The Sazerac, a rye cocktail, was created in New Orleans in 1838, just before the Civil War upended the South. Apothecary Antoine Peychaud first concocted a Sazerac with his bitters at a French Quarter bar. The drink initially used cognac as the main ingredient, but when French vineyards hit hard times, rye was substituted instead. It also initially had absinthe instead of Herbsaint, but when absinthe was outlawed in 1912 the change was made. (Absinthe is now legal again, actually, if you want to try an old-school Sazerac.) As it transitioned over the years, it turned into the most iconic cocktail in the Big Easy.

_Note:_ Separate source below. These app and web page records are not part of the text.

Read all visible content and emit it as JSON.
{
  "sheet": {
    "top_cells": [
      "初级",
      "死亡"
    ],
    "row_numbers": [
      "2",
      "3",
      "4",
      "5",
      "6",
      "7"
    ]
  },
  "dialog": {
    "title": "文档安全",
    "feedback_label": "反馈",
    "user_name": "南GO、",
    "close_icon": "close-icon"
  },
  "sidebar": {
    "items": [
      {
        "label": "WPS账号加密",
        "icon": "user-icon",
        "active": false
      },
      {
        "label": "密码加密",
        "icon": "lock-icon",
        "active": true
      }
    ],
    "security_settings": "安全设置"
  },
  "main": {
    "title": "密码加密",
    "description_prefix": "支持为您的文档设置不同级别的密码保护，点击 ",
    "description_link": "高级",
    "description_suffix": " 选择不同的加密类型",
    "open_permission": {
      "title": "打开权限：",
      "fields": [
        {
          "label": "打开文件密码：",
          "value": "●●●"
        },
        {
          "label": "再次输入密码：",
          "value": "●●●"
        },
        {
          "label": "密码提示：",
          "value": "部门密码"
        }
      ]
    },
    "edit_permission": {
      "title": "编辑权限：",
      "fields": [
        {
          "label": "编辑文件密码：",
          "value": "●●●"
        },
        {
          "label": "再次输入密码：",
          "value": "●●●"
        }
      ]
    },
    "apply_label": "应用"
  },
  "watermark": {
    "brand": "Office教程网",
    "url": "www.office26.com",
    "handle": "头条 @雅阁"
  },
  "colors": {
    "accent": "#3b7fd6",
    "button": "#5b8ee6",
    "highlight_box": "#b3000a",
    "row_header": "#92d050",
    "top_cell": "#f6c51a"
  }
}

1 1/2 oz rye whiskey
1/4 oz Herbsaint
3 dashes Peychaud’s bitters
1 cube sugar
Pack an Old-Fashioned glass with ice (to chill the glass). In a second Old-Fashioned glass, place the sugar cube and add the Peychaud’s bitters. Crush the sugar cube with a spoon. Add the whiskey. Empty the ice from the first glass and coat with Herbsaint. Add mixture from the second glass and garnish with lemon peel.
Try another New Orleans classic: the Vieux Carré. It’s made with rye whiskey just like the Sazerac, but with a few additional ingredients.
3/4 oz rye whiskey
3/4 oz cognac
3/4 oz sweet vermouth
1 tsp bénédictine
2 dashes Peychaud’s bitters
2 dashes Angostura bitters
Pour all ingredients in a rocks glass. Add ice and stir.